Gravid females of the viviparous scincid lizard Eulamprus heatwolei were maintained in the laboratory, with some females allowed to bask for 8 h/day and others for only 2 h/day. Maternal basking regimes influenced the gestation period, and significantly affected the body shapes, activity levels and running speeds of the offspring born to these females. Neonates from females with lesser basking opportunities were relatively short and fat, were very active, and were relatively fast runners. Effects of the embryos' thermal regime on the young lizards' morphology and running speed were still detectable two months after birth.
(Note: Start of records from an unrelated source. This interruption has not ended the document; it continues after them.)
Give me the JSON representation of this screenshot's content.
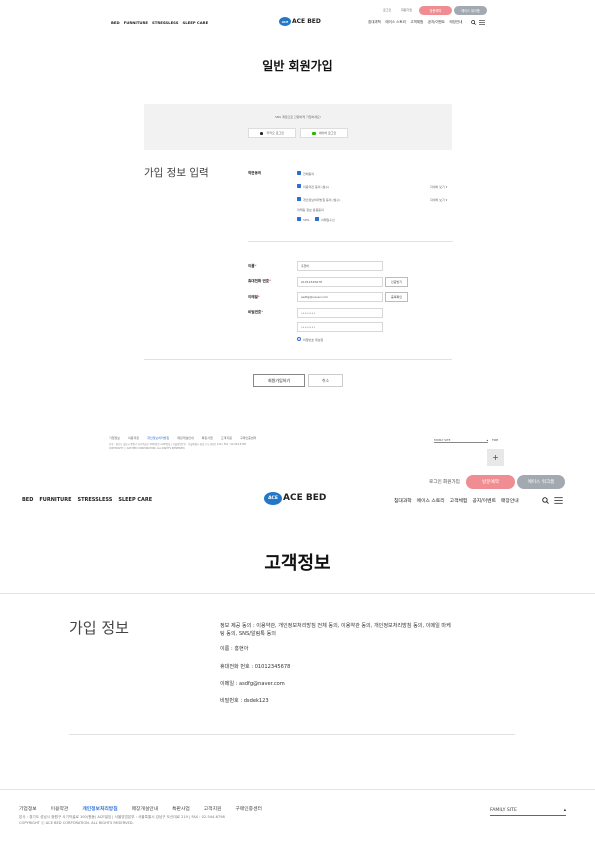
{
  "form_page": {
    "util_links": [
      "로그인",
      "회원가입"
    ],
    "pill_buttons": [
      "방문예약",
      "에이스 워크폼"
    ],
    "nav_left": [
      "BED",
      "FURNITURE",
      "STRESSLESS",
      "SLEEP CARE"
    ],
    "logo": {
      "badge": "ACE",
      "text": "ACE BED"
    },
    "nav_right": [
      "침대과학",
      "에이스 스토리",
      "고객체험",
      "공지/이벤트",
      "매장안내"
    ],
    "title": "일반 회원가입",
    "sns": {
      "prompt": "SNS 계정으로 간편하게 가입하세요!",
      "kakao": "카카오 로그인",
      "naver": "네이버 로그인"
    },
    "section_title": "가입 정보 입력",
    "terms": {
      "label": "약관동의",
      "all": "전체동의",
      "item1": "이용약관 동의 (필수)",
      "item2": "개인정보처리방침 동의 (필수)",
      "view": "자세히 보기 ▾",
      "marketing_label": "마케팅 정보 활용동의",
      "sms": "SMS",
      "email": "이메일수신"
    },
    "fields": {
      "name_label": "이름",
      "name_value": "홍현아",
      "phone_label": "휴대전화 번호",
      "phone_value": "01012345678",
      "phone_btn": "인증받기",
      "email_label": "이메일",
      "email_value": "asdfg@naver.com",
      "email_btn": "중복확인",
      "pw_label": "비밀번호",
      "pw_value": "••••••••",
      "pw_confirm_value": "••••••••",
      "pw_note": "비밀번호 재설정"
    },
    "buttons": {
      "submit": "회원가입하기",
      "cancel": "취소"
    },
    "footer": {
      "links": [
        "기업정보",
        "이용약관",
        "개인정보처리방침",
        "매장개설안내",
        "특판사업",
        "고객지원",
        "구매인증센터"
      ],
      "address": "본사 : 경기도 성남시 중원구 사기막골로 100(원동) ACE빌딩 | 서울영업본부 : 서울특별시 강남구 도산대로 219 | FAX : 02-544-6798",
      "copyright": "COPYRIGHT ⓒ ACE BED CORPORATION. ALL RIGHTS RESERVED.",
      "family_site": "FAMILY SITE",
      "top_label": "TOP",
      "plus": "+"
    }
  },
  "info_page": {
    "util_links": [
      "로그인",
      "회원가입"
    ],
    "pill_buttons": [
      "방문예약",
      "에이스 워크폼"
    ],
    "nav_left": [
      "BED",
      "FURNITURE",
      "STRESSLESS",
      "SLEEP CARE"
    ],
    "logo": {
      "badge": "ACE",
      "text": "ACE BED"
    },
    "nav_right": [
      "침대과학",
      "에이스 스토리",
      "고객체험",
      "공지/이벤트",
      "매장안내"
    ],
    "title": "고객정보",
    "section_title": "가입 정보",
    "consent": "정보 제공 동의 : 이용약관, 개인정보처리방침 전체 동의, 이용약관 동의, 개인정보처리방침 동의, 이메일 마케팅 동의, SNS/알림톡 동의",
    "name": "이름 : 홍현아",
    "phone": "휴대전화 번호 : 01012345678",
    "email": "이메일 : asdfg@naver.com",
    "password": "비밀번호 : dsdek123",
    "footer": {
      "links": [
        "기업정보",
        "이용약관",
        "개인정보처리방침",
        "매장개설안내",
        "특판사업",
        "고객지원",
        "구매인증센터"
      ],
      "address": "본사 : 경기도 성남시 중원구 사기막골로 100(원동) ACE빌딩 | 서울영업본부 : 서울특별시 강남구 도산대로 219 | FAX : 02-544-6798",
      "copyright": "COPYRIGHT ⓒ ACE BED CORPORATION. ALL RIGHTS RESERVED.",
      "family_site": "FAMILY SITE"
    }
  },
  "colors": {
    "pink": "#f08d92",
    "grey_pill": "#a3a9b1",
    "brand_blue": "#2377c6",
    "checkbox_blue": "#2a6fd1",
    "highlight_link": "#2e6fd8"
  },
  "icons": [
    "search-icon",
    "menu-icon",
    "kakao-icon",
    "naver-icon",
    "checkbox-icon",
    "plus-icon"
  ]
}
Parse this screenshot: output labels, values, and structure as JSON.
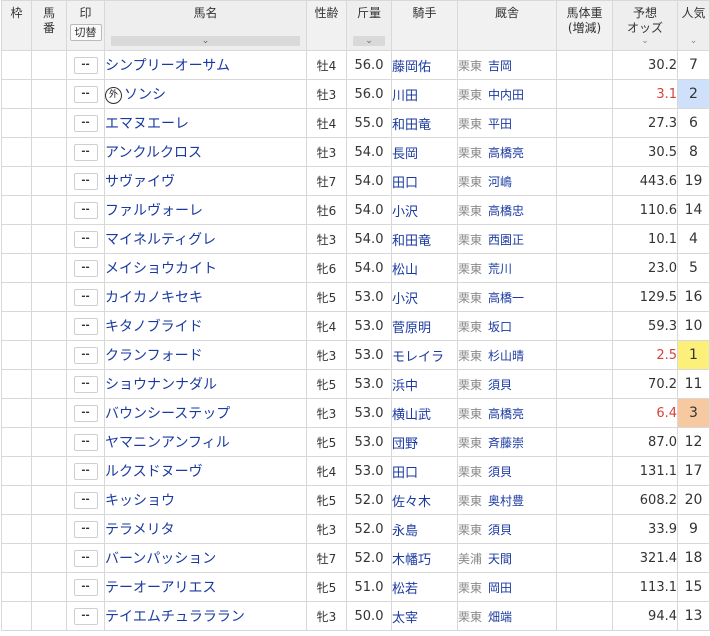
{
  "header": {
    "waku": "枠",
    "umaban": "馬\n番",
    "mark": "印",
    "mark_toggle": "切替",
    "horse_name": "馬名",
    "sex_age": "性齢",
    "weight": "斤量",
    "jockey": "騎手",
    "stable": "厩舎",
    "body_weight": "馬体重\n(増減)",
    "odds": "予想\nオッズ",
    "popularity": "人気"
  },
  "sort_caret": "⌄",
  "mark_placeholder": "--",
  "foreign_badge": "外",
  "rows": [
    {
      "name": "シンプリーオーサム",
      "foreign": false,
      "sex_age": "牡4",
      "weight": "56.0",
      "jockey": "藤岡佑",
      "region": "栗東",
      "trainer": "吉岡",
      "odds": "30.2",
      "pop": "7"
    },
    {
      "name": "ソンシ",
      "foreign": true,
      "sex_age": "牡3",
      "weight": "56.0",
      "jockey": "川田",
      "region": "栗東",
      "trainer": "中内田",
      "odds": "3.1",
      "pop": "2"
    },
    {
      "name": "エマヌエーレ",
      "foreign": false,
      "sex_age": "牡4",
      "weight": "55.0",
      "jockey": "和田竜",
      "region": "栗東",
      "trainer": "平田",
      "odds": "27.3",
      "pop": "6"
    },
    {
      "name": "アンクルクロス",
      "foreign": false,
      "sex_age": "牡3",
      "weight": "54.0",
      "jockey": "長岡",
      "region": "栗東",
      "trainer": "高橋亮",
      "odds": "30.5",
      "pop": "8"
    },
    {
      "name": "サヴァイヴ",
      "foreign": false,
      "sex_age": "牡7",
      "weight": "54.0",
      "jockey": "田口",
      "region": "栗東",
      "trainer": "河嶋",
      "odds": "443.6",
      "pop": "19"
    },
    {
      "name": "ファルヴォーレ",
      "foreign": false,
      "sex_age": "牡6",
      "weight": "54.0",
      "jockey": "小沢",
      "region": "栗東",
      "trainer": "高橋忠",
      "odds": "110.6",
      "pop": "14"
    },
    {
      "name": "マイネルティグレ",
      "foreign": false,
      "sex_age": "牡3",
      "weight": "54.0",
      "jockey": "和田竜",
      "region": "栗東",
      "trainer": "西園正",
      "odds": "10.1",
      "pop": "4"
    },
    {
      "name": "メイショウカイト",
      "foreign": false,
      "sex_age": "牝6",
      "weight": "54.0",
      "jockey": "松山",
      "region": "栗東",
      "trainer": "荒川",
      "odds": "23.0",
      "pop": "5"
    },
    {
      "name": "カイカノキセキ",
      "foreign": false,
      "sex_age": "牝5",
      "weight": "53.0",
      "jockey": "小沢",
      "region": "栗東",
      "trainer": "高橋一",
      "odds": "129.5",
      "pop": "16"
    },
    {
      "name": "キタノブライド",
      "foreign": false,
      "sex_age": "牝4",
      "weight": "53.0",
      "jockey": "菅原明",
      "region": "栗東",
      "trainer": "坂口",
      "odds": "59.3",
      "pop": "10"
    },
    {
      "name": "クランフォード",
      "foreign": false,
      "sex_age": "牝3",
      "weight": "53.0",
      "jockey": "モレイラ",
      "region": "栗東",
      "trainer": "杉山晴",
      "odds": "2.5",
      "pop": "1"
    },
    {
      "name": "ショウナンナダル",
      "foreign": false,
      "sex_age": "牝5",
      "weight": "53.0",
      "jockey": "浜中",
      "region": "栗東",
      "trainer": "須貝",
      "odds": "70.2",
      "pop": "11"
    },
    {
      "name": "バウンシーステップ",
      "foreign": false,
      "sex_age": "牝3",
      "weight": "53.0",
      "jockey": "横山武",
      "region": "栗東",
      "trainer": "高橋亮",
      "odds": "6.4",
      "pop": "3"
    },
    {
      "name": "ヤマニンアンフィル",
      "foreign": false,
      "sex_age": "牝5",
      "weight": "53.0",
      "jockey": "団野",
      "region": "栗東",
      "trainer": "斉藤崇",
      "odds": "87.0",
      "pop": "12"
    },
    {
      "name": "ルクスドヌーヴ",
      "foreign": false,
      "sex_age": "牝4",
      "weight": "53.0",
      "jockey": "田口",
      "region": "栗東",
      "trainer": "須貝",
      "odds": "131.1",
      "pop": "17"
    },
    {
      "name": "キッショウ",
      "foreign": false,
      "sex_age": "牝5",
      "weight": "52.0",
      "jockey": "佐々木",
      "region": "栗東",
      "trainer": "奥村豊",
      "odds": "608.2",
      "pop": "20"
    },
    {
      "name": "テラメリタ",
      "foreign": false,
      "sex_age": "牝3",
      "weight": "52.0",
      "jockey": "永島",
      "region": "栗東",
      "trainer": "須貝",
      "odds": "33.9",
      "pop": "9"
    },
    {
      "name": "バーンパッション",
      "foreign": false,
      "sex_age": "牡7",
      "weight": "52.0",
      "jockey": "木幡巧",
      "region": "美浦",
      "trainer": "天間",
      "odds": "321.4",
      "pop": "18"
    },
    {
      "name": "テーオーアリエス",
      "foreign": false,
      "sex_age": "牝5",
      "weight": "51.0",
      "jockey": "松若",
      "region": "栗東",
      "trainer": "岡田",
      "odds": "113.1",
      "pop": "15"
    },
    {
      "name": "テイエムチュラララン",
      "foreign": false,
      "sex_age": "牝3",
      "weight": "50.0",
      "jockey": "太宰",
      "region": "栗東",
      "trainer": "畑端",
      "odds": "94.4",
      "pop": "13"
    }
  ],
  "colors": {
    "link": "#1a3aa1",
    "favorite_odds": "#d9423c",
    "pop_1": "#fcf07a",
    "pop_2": "#cfe0fa",
    "pop_3": "#f6c9a0"
  }
}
Thus, much of the morphological and behavioral variation among neonatal reptiles may arise from phenotypically plastic responses to the thermal environments experienced during embryonic development, rather than from heritable genetic differences among individuals. Hence, selection on maternal thermoregulatory behavior may be an important avenue for adaptive modifications to neonatal phenotypes in reptiles.
- Life history
- Phenotypic plasticity